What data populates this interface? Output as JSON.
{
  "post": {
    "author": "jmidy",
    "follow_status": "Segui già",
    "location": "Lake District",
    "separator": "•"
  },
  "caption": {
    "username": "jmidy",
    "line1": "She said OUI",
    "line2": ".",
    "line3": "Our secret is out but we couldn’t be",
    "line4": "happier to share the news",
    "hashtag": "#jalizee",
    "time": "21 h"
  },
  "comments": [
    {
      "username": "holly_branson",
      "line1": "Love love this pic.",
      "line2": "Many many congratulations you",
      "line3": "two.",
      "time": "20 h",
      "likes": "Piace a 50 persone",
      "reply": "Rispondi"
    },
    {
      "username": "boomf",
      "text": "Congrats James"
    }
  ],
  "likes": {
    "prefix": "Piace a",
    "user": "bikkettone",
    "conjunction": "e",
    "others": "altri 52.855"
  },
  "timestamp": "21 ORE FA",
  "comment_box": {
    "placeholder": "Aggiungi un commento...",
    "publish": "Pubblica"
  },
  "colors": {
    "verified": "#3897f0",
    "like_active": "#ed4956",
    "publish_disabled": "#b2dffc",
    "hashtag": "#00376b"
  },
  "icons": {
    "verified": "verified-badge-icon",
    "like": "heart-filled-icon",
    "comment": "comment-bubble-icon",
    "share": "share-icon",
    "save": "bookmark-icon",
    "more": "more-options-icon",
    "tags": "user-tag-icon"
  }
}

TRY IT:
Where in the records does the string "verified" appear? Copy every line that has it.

OUTPUT:
    "verified": "#3897f0",
    "verified": "verified-badge-icon",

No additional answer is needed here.